- [BRIEF]: What the task needs is the data below, written out verbatim.

[Records from a data collection]
*-*-*
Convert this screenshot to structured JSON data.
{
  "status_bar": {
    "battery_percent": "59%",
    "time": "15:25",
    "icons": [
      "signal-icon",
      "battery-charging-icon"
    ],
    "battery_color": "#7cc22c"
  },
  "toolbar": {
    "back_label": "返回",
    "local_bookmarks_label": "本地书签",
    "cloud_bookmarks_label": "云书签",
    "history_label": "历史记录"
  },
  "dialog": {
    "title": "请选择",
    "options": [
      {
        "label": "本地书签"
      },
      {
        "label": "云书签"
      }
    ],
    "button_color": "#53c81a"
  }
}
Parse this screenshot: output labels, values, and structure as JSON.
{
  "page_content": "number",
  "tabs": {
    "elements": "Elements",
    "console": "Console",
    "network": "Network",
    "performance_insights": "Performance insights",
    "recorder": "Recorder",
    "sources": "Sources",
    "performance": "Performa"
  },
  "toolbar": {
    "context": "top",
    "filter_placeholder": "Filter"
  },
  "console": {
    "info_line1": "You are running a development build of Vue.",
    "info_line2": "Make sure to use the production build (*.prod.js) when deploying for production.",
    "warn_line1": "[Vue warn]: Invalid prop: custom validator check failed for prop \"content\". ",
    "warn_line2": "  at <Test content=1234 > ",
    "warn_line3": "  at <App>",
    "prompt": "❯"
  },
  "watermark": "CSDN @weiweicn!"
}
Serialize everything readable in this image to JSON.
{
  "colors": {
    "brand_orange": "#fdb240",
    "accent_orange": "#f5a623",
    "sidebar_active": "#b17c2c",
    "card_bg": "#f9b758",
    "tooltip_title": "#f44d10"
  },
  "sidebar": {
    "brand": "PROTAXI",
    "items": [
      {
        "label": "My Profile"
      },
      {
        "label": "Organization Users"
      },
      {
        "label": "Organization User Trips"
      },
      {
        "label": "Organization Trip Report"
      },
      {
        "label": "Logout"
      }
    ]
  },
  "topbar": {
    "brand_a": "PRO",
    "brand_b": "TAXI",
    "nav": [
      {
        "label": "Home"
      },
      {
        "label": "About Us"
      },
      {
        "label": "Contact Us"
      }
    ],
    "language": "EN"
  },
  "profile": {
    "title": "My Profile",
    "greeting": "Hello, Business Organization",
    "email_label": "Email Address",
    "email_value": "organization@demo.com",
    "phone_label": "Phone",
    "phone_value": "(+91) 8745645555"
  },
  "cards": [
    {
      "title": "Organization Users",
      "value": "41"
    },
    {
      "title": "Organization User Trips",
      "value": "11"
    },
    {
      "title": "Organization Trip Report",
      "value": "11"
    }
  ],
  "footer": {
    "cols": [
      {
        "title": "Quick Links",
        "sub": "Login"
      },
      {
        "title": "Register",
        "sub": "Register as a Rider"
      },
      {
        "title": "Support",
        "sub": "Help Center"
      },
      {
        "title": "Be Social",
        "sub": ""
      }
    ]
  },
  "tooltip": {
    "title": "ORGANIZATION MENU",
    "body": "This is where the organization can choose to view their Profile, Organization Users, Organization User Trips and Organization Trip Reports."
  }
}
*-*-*
- [RESULT FOR THIS TASK]:
Convert this screenshot to structured JSON data.
{
  "status_bar": {
    "battery_percent": "59%",
    "time": "15:25",
    "icons": [
      "signal-icon",
      "battery-charging-icon"
    ],
    "battery_color": "#7cc22c"
  },
  "toolbar": {
    "back_label": "返回",
    "local_bookmarks_label": "本地书签",
    "cloud_bookmarks_label": "云书签",
    "history_label": "历史记录"
  },
  "dialog": {
    "title": "请选择",
    "options": [
      {
        "label": "本地书签"
      },
      {
        "label": "云书签"
      }
    ],
    "button_color": "#53c81a"
  }
}
Parse this screenshot: output labels, values, and structure as JSON.
{
  "page_content": "number",
  "tabs": {
    "elements": "Elements",
    "console": "Console",
    "network": "Network",
    "performance_insights": "Performance insights",
    "recorder": "Recorder",
    "sources": "Sources",
    "performance": "Performa"
  },
  "toolbar": {
    "context": "top",
    "filter_placeholder": "Filter"
  },
  "console": {
    "info_line1": "You are running a development build of Vue.",
    "info_line2": "Make sure to use the production build (*.prod.js) when deploying for production.",
    "warn_line1": "[Vue warn]: Invalid prop: custom validator check failed for prop \"content\". ",
    "warn_line2": "  at <Test content=1234 > ",
    "warn_line3": "  at <App>",
    "prompt": "❯"
  },
  "watermark": "CSDN @weiweicn!"
}
Serialize everything readable in this image to JSON.
{
  "colors": {
    "brand_orange": "#fdb240",
    "accent_orange": "#f5a623",
    "sidebar_active": "#b17c2c",
    "card_bg": "#f9b758",
    "tooltip_title": "#f44d10"
  },
  "sidebar": {
    "brand": "PROTAXI",
    "items": [
      {
        "label": "My Profile"
      },
      {
        "label": "Organization Users"
      },
      {
        "label": "Organization User Trips"
      },
      {
        "label": "Organization Trip Report"
      },
      {
        "label": "Logout"
      }
    ]
  },
  "topbar": {
    "brand_a": "PRO",
    "brand_b": "TAXI",
    "nav": [
      {
        "label": "Home"
      },
      {
        "label": "About Us"
      },
      {
        "label": "Contact Us"
      }
    ],
    "language": "EN"
  },
  "profile": {
    "title": "My Profile",
    "greeting": "Hello, Business Organization",
    "email_label": "Email Address",
    "email_value": "organization@demo.com",
    "phone_label": "Phone",
    "phone_value": "(+91) 8745645555"
  },
  "cards": [
    {
      "title": "Organization Users",
      "value": "41"
    },
    {
      "title": "Organization User Trips",
      "value": "11"
    },
    {
      "title": "Organization Trip Report",
      "value": "11"
    }
  ],
  "footer": {
    "cols": [
      {
        "title": "Quick Links",
        "sub": "Login"
      },
      {
        "title": "Register",
        "sub": "Register as a Rider"
      },
      {
        "title": "Support",
        "sub": "Help Center"
      },
      {
        "title": "Be Social",
        "sub": ""
      }
    ]
  },
  "tooltip": {
    "title": "ORGANIZATION MENU",
    "body": "This is where the organization can choose to view their Profile, Organization Users, Organization User Trips and Organization Trip Reports."
  }
}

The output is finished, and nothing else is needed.